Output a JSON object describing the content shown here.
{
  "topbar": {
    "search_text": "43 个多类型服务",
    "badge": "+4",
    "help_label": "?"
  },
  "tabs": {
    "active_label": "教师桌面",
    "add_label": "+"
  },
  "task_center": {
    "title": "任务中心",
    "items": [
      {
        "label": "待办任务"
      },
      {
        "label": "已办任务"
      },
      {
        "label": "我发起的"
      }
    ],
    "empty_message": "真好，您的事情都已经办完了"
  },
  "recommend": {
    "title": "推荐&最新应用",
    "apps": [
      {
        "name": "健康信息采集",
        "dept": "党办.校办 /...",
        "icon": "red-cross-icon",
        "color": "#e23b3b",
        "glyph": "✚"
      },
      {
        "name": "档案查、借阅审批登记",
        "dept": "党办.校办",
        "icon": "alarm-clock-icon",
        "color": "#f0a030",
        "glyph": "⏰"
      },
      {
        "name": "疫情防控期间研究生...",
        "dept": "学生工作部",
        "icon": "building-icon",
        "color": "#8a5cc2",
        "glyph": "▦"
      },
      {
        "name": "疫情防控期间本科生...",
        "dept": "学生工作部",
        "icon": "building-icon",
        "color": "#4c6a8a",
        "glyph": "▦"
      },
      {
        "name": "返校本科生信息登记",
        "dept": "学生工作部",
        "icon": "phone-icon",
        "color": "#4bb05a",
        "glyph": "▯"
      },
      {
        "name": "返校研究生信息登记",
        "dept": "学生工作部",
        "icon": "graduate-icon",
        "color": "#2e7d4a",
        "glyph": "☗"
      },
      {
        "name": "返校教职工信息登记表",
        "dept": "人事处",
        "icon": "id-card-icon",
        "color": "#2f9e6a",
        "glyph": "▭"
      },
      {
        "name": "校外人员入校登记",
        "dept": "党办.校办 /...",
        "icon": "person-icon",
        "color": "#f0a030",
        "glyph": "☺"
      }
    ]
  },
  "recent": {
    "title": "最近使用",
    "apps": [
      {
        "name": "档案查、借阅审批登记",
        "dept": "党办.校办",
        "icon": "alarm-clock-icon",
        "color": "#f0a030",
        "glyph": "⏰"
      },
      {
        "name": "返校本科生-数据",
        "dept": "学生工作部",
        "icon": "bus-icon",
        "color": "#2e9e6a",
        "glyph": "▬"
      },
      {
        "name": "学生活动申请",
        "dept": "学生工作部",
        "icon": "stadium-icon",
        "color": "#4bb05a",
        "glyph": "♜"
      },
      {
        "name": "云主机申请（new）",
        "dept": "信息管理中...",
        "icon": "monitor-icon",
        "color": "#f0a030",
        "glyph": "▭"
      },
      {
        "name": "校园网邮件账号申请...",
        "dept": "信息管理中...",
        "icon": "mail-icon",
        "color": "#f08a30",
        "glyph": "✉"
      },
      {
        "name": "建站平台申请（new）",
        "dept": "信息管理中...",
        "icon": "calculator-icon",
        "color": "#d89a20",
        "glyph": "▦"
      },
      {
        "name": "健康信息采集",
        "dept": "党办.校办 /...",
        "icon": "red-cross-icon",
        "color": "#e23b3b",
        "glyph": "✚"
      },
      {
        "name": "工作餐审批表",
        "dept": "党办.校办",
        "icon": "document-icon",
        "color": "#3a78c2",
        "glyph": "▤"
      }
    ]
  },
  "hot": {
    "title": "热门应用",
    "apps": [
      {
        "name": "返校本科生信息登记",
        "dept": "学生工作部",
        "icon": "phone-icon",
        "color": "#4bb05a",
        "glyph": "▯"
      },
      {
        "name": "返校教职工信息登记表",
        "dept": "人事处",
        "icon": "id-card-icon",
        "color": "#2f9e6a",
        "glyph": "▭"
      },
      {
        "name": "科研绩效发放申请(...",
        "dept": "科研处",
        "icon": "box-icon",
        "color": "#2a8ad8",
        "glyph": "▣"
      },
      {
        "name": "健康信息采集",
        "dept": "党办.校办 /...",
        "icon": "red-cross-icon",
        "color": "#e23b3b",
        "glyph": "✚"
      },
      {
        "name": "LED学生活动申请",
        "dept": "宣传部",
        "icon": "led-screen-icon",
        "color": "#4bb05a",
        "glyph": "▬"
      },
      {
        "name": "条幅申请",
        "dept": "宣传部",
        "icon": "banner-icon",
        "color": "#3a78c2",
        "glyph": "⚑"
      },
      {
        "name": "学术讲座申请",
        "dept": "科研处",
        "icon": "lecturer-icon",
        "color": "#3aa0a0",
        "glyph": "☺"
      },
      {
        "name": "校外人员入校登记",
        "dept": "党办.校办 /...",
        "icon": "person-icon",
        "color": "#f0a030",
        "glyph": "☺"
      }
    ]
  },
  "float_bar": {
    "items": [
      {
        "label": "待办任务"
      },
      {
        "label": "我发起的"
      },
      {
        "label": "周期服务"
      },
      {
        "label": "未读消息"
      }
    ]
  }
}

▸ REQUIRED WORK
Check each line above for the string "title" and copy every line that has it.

▸ ANSWER
    "title": "任务中心",
    "title": "推荐&最新应用",
    "title": "最近使用",
    "title": "热门应用",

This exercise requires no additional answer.